Video has been the go-to method of analysis in football for a while. Do you see that changing anytime soon among other members of football technical bench with data analysis gaining ground? For example, how would you rate the reception of this analysis you did?
In my eyes, video should always be the main "jumping off point" for analysis - it is the form which is most applicable to coaches/and players (i.e. for use on the pitch), and the most relatable form for everyone. The more data that is used with that, the better!
In regards to the image you shared, anything I do with visualizations of event data, tracking data (when available) is always used in conjunction with video (and vice versa). I've used it prior in regards to the question of scouting, but context is so, so, vital in the game.
What's it like working with the US Youth national team?
Fantastic! While the COVID-19 shutdown has obviously curtailed any future camps for the foreseeable future, doing what I love to do for the national team set-up is an honor. The players, staff, infrastructure, venues, opposition, etc. are all top class.
Awesome! What’s the most interesting difference between the national team role and club role?
Because of the familiarity and time frame that comes with a regular club season, you are able to spend a lot more time on individual player improvement and tailoring your analysis towards the future of where you want to team to get to.
The national team, on the other hand, is much more "win now" and opposition analysis focused - You need to prepare for the immediate future, which means quick and short term focused changes to the team.
Set pieces represent an opportunity for clubs to improve their scoring chances. Yet some fail to utilize them. What do you think is the problem?
1). A general stigma that exists around them and how teams which are good at them can be labelled negatively.
2). A basic lack of qualitative analysis by clubs about the marginal gains are worth the extra work that comes with improving their ability.
Take for example throw ins: Barely above half of all throw-ins an attacking team takes are eventually retained by them. If more clubs new this, I think that roles such as Liverpool's throw in coach, the wonderful Thomas Grønnemark, would be much more commonplace.
When players, managers, or other stakeholders resist findings from analysis, what's your advice to analysts in such situations?
I’ve been there before - it can be very frustrating. My suggestion is to not become overly “pushy” in response (this can make things worse in the long run). Instead, ask them what sort of things they personally want to see and build from there.
Odds are, if you present them with work which appeals to them consistently, they will be more open to other things you think will be useful!
Sounds like sound advice. One word tends to come up in your video analysis - "space". Can you give us insight into how teams win through space creation? Can you give us insight into how teams win through space creation?

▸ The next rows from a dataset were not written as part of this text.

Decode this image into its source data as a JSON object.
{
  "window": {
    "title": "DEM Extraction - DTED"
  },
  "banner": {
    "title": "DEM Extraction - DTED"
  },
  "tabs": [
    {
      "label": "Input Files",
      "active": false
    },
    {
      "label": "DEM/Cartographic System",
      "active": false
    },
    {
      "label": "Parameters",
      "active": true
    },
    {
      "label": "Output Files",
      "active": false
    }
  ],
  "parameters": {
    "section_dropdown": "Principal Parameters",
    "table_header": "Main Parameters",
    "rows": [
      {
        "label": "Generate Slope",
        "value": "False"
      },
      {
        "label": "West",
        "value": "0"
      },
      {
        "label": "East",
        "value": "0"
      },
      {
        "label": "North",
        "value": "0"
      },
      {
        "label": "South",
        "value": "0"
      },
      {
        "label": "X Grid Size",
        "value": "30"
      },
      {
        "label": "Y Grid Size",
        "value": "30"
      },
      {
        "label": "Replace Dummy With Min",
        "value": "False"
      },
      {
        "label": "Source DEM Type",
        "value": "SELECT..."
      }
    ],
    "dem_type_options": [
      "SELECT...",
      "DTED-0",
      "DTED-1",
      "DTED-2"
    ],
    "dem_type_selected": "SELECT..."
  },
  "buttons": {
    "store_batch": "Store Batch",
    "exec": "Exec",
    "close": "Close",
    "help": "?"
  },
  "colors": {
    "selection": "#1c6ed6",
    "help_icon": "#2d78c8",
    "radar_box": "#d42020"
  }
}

Ultimately, the goal of the team without the ball is to deny the opponent time/space - both of these two things make it infinitely easier for players to effect the game positively. Because of this, anything which moves players around (by vacating/filling etc.) space is key.
Regardless of your style of play, space is vital as a result. No matter how skilled a team or player you need it! That’s why I focus so much of my videos on it - it’s an essential focus of football.

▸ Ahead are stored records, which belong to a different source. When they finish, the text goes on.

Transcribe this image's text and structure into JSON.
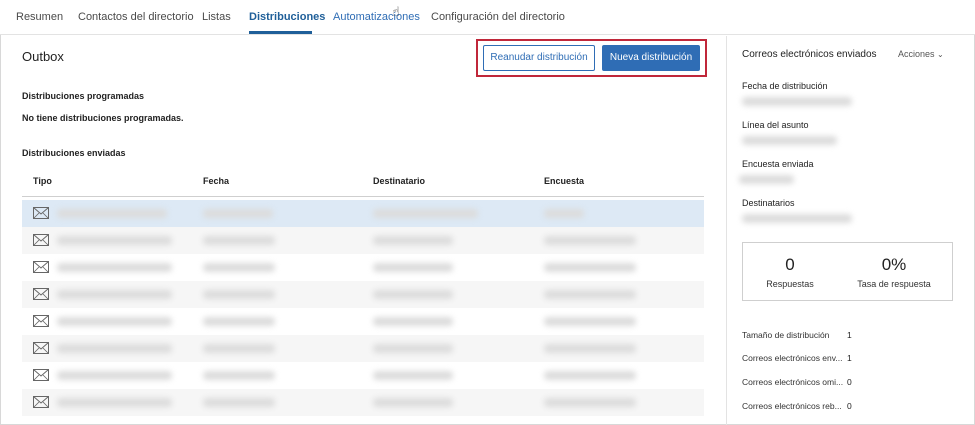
{
  "tabs": [
    {
      "label": "Resumen"
    },
    {
      "label": "Contactos del directorio"
    },
    {
      "label": "Listas"
    },
    {
      "label": "Distribuciones"
    },
    {
      "label": "Automatizaciones"
    },
    {
      "label": "Configuración del directorio"
    }
  ],
  "cursor_icon": "hand-pointer-icon",
  "outbox": {
    "title": "Outbox",
    "resume_button": "Reanudar distribución",
    "new_button": "Nueva distribución",
    "scheduled_heading": "Distribuciones programadas",
    "scheduled_empty": "No tiene distribuciones programadas.",
    "sent_heading": "Distribuciones enviadas",
    "columns": [
      "Tipo",
      "Fecha",
      "Destinatario",
      "Encuesta"
    ],
    "row_icon": "envelope-icon"
  },
  "panel": {
    "title": "Correos electrónicos enviados",
    "actions": "Acciones",
    "fields": [
      {
        "label": "Fecha de distribución"
      },
      {
        "label": "Línea del asunto"
      },
      {
        "label": "Encuesta enviada"
      },
      {
        "label": "Destinatarios"
      }
    ],
    "stats": {
      "responses_value": "0",
      "responses_label": "Respuestas",
      "rate_value": "0%",
      "rate_label": "Tasa de respuesta"
    },
    "metrics": [
      {
        "label": "Tamaño de distribución",
        "value": "1"
      },
      {
        "label": "Correos electrónicos env...",
        "value": "1"
      },
      {
        "label": "Correos electrónicos omi...",
        "value": "0"
      },
      {
        "label": "Correos electrónicos reb...",
        "value": "0"
      }
    ]
  },
  "colors": {
    "accent": "#2f6db5",
    "active_tab": "#1f5f99",
    "highlight_frame": "#c0273a",
    "selected_row": "#dde9f5"
  }
}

We're seeing computers take the role of humans in several aspects of analysis. They also aid in video analysis to some extent. What's your vision of performance analysis in this human-machine driven world?
Anything which helps my role (so long as it doesn’t replace it!) is very much welcomed.

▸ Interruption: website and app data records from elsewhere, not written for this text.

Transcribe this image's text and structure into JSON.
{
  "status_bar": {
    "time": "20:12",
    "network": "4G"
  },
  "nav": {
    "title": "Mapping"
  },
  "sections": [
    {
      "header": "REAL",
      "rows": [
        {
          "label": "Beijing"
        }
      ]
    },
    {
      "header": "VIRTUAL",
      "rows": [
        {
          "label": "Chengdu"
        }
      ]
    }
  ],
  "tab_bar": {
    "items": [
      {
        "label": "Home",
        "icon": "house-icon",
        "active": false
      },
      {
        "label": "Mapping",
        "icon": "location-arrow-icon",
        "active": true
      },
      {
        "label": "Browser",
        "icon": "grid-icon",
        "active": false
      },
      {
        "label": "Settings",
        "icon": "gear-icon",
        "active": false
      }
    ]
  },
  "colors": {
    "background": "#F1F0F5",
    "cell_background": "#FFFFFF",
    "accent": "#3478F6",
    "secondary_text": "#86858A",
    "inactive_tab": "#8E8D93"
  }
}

Example: when looking for team/player specific movements, the amount of time that could be saved by software which finds and clips these moments for me would be huge.
Happily, there is huge growth in these sorts of technologies. Streamlining workflows is where I am the most optimistic in machine-driven world.
Tonight has been really insightful. In closing, we'd like to know your all-time 5 aside.
Oh man, this is tough:
Carlon recently joined industry leaders, Statsbomb, as tactical/video analyst.